PROVIDED ENTRIES:
+---+

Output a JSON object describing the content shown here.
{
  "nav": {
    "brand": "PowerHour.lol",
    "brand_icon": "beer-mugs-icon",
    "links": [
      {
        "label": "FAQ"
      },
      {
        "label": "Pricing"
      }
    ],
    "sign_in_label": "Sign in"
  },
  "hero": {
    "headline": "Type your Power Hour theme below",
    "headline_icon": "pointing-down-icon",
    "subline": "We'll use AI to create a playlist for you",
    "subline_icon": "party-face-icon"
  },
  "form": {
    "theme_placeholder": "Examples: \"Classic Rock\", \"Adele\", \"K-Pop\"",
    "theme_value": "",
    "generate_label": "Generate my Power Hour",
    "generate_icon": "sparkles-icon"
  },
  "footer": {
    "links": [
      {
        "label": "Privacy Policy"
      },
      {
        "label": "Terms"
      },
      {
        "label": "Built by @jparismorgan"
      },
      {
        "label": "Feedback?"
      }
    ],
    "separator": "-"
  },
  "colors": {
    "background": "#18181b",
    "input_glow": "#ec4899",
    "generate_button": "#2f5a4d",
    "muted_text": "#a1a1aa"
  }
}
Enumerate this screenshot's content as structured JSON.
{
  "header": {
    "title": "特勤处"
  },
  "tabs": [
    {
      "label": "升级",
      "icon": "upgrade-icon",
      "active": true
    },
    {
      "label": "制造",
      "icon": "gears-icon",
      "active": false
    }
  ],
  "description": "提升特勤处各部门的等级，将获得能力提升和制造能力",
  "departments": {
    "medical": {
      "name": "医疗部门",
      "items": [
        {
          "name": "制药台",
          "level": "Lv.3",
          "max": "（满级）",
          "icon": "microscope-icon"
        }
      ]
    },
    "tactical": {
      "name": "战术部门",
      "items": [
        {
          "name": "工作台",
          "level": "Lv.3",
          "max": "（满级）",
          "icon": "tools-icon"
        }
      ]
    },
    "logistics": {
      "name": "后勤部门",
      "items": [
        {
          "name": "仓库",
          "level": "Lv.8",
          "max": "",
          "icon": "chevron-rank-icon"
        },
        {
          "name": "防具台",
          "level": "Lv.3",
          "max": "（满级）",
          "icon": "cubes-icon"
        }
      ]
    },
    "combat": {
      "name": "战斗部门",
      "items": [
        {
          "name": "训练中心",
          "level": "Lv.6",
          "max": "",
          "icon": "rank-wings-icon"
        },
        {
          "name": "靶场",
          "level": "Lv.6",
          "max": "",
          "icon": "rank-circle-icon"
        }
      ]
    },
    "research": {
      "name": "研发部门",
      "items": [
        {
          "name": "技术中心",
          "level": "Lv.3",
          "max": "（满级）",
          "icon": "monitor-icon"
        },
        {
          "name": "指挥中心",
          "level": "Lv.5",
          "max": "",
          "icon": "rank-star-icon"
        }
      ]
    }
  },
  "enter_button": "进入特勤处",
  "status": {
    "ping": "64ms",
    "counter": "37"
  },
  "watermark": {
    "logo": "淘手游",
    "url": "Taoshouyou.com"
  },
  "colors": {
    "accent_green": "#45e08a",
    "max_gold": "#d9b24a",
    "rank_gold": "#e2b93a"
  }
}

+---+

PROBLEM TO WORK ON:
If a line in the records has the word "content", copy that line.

RESULT OF THE EXERCISE:
Output a JSON object describing the content shown here.
Enumerate this screenshot's content as structured JSON.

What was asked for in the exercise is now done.